Ficus virens with a rounder leaf form
Some of the leaves are quite round
The same tree to show its branch structure after defoliation
Here is one of many Ficus virens that I have grown from seed. This individual has a rounder leaf than the normal virens. Its other characteristics are pretty typical for Ficus virens but if one were to just use the leaf shape as a major factor in the identification it might just lead you astray. This is one of the most frustrating features of Ficus, their variability. While making our lives miserable by confusing our identification it is a useful trait for the species as it enables them to modify themselves and perhaps find an environmental niche to exploit.
Fig leaves are very variable from species to species. This is helpful in trying to identify a fig as belonging to a certain species. The problem is that the leaves on even a single plant can show great variation depending upon cultural conditions of light, moisture, growth in a container, wind, etc.
As an example the shot below shows several leaves removed from a single Ficus plant. The variability would make an attemp at a scientific identification very difficult. Many factors must be used to help in correctly identifying a fig. These include the leaf, bark, syconia, stipules etc.
Figs are wonderful plants to use for bonsai but they can infuriating to correctly identify without figs/syconia.

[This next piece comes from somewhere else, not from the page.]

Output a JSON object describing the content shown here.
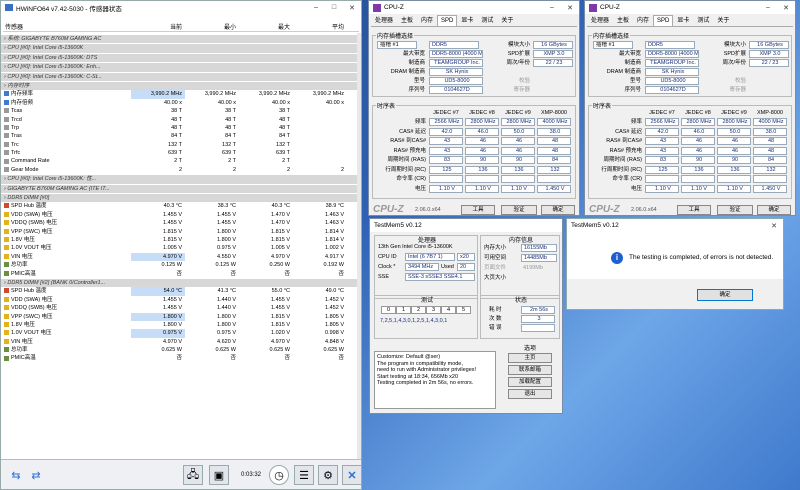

Ficus leaves removed from one plant showing the highly variable shape and character of the leaves